Last week Terence Turner passed away. He was emeritus professor of anthropology at the University of Chicago, and visiting professor at Cornell University. He defended his PhD thesis at Harvard in 1965, with the title Social Structure and Political Organization among the Northern Kayapo. His is one of those rare names that are very relevant both to the anthropological and linguistic sides of research on native Amazonian communities.
A few years ago, when I was getting into Amazonian languages, one of the first texts that fell into my hands was a Mẽbêngôkre speech translated by Turner. I later scrutinized it with more detail, with other texts, in an attempt to learn some of the language before my first trip to Brazil to visit the Mẽbêngôkre-speaking Xikrín in the state of Pará.
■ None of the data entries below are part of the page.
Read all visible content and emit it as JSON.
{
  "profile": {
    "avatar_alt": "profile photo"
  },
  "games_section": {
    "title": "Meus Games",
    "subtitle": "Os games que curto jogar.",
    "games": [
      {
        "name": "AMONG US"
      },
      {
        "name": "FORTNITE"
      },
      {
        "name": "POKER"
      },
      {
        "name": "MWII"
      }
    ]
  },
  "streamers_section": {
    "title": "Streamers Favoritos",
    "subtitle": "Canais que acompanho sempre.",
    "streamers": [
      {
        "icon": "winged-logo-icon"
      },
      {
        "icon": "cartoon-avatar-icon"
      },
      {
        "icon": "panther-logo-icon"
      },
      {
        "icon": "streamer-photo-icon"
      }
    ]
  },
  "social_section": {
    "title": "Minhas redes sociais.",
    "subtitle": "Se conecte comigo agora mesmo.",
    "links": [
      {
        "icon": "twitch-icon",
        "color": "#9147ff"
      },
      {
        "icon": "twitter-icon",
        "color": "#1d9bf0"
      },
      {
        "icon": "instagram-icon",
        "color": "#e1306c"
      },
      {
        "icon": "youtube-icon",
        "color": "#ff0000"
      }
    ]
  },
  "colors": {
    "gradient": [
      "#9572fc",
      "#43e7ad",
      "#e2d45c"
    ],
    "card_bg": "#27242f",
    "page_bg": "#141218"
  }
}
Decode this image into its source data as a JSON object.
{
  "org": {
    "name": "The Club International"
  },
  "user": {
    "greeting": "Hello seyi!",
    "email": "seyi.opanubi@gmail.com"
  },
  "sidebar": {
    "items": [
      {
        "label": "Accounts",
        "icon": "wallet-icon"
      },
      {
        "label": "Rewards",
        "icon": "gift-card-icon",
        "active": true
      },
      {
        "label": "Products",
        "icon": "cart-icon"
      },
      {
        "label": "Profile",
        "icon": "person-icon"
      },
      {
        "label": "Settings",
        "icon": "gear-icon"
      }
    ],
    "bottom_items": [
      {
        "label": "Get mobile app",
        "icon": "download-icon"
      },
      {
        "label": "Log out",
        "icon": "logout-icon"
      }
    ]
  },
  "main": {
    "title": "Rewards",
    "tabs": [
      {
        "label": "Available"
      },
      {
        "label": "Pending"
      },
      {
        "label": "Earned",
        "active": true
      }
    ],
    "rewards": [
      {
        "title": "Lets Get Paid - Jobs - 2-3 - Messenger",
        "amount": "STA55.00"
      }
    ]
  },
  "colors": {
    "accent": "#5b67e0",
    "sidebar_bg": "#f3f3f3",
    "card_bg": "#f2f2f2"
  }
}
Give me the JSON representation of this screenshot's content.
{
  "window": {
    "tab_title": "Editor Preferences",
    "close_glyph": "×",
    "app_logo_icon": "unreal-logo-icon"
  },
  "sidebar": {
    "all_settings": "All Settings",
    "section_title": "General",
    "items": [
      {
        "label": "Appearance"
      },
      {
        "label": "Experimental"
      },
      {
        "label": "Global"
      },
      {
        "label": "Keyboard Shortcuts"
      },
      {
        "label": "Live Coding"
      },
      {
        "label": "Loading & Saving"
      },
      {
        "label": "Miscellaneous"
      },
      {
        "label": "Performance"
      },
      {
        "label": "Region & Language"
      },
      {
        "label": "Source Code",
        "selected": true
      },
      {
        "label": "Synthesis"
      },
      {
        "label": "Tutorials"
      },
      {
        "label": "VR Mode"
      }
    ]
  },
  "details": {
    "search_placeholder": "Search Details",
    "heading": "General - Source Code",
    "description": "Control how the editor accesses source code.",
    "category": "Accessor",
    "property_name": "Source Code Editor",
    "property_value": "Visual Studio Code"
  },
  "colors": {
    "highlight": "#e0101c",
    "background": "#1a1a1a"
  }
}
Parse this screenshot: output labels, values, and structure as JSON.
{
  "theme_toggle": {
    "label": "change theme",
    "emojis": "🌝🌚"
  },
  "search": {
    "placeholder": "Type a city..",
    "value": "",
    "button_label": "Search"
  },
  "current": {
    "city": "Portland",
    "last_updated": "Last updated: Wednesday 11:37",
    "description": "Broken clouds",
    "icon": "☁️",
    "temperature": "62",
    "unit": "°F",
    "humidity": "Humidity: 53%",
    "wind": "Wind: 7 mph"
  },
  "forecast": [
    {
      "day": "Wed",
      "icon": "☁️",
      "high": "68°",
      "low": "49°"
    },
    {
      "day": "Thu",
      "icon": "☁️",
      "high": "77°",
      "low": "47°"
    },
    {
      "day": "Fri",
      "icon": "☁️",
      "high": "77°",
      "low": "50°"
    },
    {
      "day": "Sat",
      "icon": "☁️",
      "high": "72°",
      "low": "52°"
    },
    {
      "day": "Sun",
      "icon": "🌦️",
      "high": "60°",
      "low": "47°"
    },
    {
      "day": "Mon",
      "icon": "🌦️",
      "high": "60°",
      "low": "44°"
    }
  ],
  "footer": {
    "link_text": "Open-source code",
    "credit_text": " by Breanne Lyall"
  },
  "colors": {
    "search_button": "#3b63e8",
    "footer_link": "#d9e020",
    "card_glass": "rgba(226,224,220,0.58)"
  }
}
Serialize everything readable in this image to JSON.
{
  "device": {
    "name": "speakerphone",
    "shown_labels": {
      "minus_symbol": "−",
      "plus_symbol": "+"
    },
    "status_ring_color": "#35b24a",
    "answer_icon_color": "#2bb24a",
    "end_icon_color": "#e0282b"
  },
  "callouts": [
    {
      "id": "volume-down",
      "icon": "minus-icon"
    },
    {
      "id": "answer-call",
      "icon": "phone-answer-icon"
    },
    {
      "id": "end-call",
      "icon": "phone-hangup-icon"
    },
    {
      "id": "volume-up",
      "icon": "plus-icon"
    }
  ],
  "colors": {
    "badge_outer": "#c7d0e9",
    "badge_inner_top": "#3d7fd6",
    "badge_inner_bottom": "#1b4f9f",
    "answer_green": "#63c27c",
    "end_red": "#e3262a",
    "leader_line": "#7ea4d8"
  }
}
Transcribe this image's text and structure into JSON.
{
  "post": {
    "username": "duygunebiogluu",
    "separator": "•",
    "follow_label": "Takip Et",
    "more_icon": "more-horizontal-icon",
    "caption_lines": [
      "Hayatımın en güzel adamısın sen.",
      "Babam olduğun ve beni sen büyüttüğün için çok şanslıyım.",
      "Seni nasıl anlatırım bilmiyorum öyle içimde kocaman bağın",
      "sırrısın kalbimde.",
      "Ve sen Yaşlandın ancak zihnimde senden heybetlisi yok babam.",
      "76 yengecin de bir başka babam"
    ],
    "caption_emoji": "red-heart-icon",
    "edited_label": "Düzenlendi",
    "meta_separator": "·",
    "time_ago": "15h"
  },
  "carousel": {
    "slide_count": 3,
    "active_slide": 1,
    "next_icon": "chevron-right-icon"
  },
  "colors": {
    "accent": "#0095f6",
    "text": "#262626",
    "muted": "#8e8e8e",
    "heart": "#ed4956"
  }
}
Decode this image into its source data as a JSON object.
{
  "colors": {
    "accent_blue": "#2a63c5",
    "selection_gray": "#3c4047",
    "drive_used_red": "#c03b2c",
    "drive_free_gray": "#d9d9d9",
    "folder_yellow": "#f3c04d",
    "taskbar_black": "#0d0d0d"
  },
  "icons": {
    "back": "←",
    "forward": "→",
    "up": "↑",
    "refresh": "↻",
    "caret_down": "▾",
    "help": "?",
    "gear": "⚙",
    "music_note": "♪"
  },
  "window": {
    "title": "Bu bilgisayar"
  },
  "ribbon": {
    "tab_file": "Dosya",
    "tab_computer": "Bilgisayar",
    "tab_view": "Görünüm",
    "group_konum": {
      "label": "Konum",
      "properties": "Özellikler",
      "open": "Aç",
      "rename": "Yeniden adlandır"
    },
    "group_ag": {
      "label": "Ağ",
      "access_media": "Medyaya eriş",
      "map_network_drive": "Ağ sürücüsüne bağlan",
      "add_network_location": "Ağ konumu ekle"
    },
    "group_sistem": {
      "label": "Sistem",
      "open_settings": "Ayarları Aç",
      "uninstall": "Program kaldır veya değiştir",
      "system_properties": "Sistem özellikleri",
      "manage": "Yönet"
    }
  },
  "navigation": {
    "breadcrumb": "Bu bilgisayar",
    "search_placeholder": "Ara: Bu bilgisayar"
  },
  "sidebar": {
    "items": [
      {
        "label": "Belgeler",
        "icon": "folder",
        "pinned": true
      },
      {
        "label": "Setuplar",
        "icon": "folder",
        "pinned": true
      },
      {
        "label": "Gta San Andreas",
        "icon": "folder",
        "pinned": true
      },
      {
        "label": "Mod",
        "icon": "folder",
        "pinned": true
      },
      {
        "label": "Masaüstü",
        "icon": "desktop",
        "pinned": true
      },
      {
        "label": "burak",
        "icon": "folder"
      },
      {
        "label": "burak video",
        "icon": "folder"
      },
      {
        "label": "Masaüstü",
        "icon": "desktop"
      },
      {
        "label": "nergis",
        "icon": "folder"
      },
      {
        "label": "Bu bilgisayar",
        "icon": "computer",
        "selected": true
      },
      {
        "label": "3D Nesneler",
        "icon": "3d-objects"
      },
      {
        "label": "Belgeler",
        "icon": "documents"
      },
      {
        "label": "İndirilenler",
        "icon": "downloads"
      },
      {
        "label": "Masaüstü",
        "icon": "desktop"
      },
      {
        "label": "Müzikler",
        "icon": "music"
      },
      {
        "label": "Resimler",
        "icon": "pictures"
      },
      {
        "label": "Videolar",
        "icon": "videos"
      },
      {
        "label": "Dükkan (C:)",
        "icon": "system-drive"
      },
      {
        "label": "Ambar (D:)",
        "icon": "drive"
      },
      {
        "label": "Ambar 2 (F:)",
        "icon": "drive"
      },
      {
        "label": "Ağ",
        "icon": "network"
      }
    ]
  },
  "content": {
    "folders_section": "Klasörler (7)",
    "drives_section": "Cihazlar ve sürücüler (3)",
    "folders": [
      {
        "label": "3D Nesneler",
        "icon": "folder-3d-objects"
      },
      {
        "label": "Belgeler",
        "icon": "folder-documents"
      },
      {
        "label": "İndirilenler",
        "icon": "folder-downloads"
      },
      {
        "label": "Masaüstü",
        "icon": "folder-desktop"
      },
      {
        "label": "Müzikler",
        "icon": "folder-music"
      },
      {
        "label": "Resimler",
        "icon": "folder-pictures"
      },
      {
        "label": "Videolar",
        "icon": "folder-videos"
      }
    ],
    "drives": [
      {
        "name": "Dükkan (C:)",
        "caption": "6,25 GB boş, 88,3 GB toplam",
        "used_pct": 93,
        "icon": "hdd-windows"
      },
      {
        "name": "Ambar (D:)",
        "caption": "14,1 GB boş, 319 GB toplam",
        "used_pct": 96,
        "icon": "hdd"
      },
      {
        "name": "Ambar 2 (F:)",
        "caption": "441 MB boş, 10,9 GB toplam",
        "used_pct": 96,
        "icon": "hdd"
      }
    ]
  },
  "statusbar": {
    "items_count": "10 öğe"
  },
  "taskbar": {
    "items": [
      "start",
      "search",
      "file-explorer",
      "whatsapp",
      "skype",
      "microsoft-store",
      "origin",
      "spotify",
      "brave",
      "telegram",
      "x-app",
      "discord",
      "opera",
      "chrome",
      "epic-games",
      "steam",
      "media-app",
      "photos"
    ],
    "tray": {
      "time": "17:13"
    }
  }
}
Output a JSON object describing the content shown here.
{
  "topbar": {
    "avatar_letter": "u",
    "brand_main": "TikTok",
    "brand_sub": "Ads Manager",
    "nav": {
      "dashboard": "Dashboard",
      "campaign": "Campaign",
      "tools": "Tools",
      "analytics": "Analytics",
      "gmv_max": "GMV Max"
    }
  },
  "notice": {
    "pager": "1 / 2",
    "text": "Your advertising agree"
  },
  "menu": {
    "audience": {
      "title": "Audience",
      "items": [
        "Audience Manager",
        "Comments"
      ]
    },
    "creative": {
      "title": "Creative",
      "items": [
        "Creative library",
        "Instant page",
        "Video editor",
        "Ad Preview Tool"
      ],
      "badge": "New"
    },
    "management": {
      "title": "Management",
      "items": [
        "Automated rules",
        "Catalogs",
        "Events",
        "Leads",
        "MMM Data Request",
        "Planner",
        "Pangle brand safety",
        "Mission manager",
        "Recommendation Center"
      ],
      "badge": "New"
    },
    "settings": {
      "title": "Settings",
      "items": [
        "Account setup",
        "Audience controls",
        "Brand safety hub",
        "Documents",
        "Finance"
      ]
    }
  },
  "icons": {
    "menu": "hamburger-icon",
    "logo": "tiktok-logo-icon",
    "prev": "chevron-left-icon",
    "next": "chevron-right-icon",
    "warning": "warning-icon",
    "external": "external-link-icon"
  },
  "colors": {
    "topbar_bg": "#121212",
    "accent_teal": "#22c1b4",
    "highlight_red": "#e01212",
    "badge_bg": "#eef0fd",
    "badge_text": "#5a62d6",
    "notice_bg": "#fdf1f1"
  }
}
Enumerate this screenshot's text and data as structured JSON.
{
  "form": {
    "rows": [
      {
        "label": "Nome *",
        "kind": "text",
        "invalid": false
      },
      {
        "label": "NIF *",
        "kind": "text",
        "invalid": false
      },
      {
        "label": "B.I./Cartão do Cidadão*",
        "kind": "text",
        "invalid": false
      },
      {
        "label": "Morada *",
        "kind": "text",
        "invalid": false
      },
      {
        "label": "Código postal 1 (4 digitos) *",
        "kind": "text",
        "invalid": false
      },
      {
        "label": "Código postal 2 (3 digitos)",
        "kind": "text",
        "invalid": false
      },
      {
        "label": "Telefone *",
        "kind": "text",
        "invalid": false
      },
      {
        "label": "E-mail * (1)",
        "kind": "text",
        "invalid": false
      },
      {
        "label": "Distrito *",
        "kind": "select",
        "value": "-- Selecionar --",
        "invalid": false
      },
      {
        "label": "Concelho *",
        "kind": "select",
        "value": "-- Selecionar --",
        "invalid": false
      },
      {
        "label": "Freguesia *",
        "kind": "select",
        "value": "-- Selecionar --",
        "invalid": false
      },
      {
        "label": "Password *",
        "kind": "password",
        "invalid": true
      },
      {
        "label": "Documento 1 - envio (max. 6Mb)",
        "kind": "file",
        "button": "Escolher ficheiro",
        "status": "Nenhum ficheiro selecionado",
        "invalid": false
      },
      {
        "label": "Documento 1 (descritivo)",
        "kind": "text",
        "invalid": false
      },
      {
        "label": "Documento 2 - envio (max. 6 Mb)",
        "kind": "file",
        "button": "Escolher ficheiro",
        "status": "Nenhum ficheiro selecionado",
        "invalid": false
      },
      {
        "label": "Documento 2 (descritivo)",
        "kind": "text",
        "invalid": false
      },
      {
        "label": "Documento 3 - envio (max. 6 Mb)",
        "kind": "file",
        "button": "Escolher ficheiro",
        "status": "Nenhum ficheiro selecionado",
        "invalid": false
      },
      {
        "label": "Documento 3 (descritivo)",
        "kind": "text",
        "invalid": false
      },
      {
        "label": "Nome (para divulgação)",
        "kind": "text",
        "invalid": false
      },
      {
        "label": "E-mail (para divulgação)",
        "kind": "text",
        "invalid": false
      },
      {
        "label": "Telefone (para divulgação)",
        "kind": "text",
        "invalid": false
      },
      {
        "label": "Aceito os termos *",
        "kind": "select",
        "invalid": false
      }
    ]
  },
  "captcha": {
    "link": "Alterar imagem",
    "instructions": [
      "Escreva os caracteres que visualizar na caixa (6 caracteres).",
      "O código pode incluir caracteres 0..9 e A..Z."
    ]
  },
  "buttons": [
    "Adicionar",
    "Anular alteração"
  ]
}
Turner wasn’t just an epic-level researcher, with an astonishing academic output. He was also deeply engaged in the social struggles of the Mẽbêngôkre and other native peoples. He collaborated a lot with Ropni “Raoni”, the Mẽtyktire Kayapo leader, another Amazonian legend of our days.
If I may resort to the cliché, Terry Turner will no doubt live on through his enormous legacy and in the memory of many people and many peoples.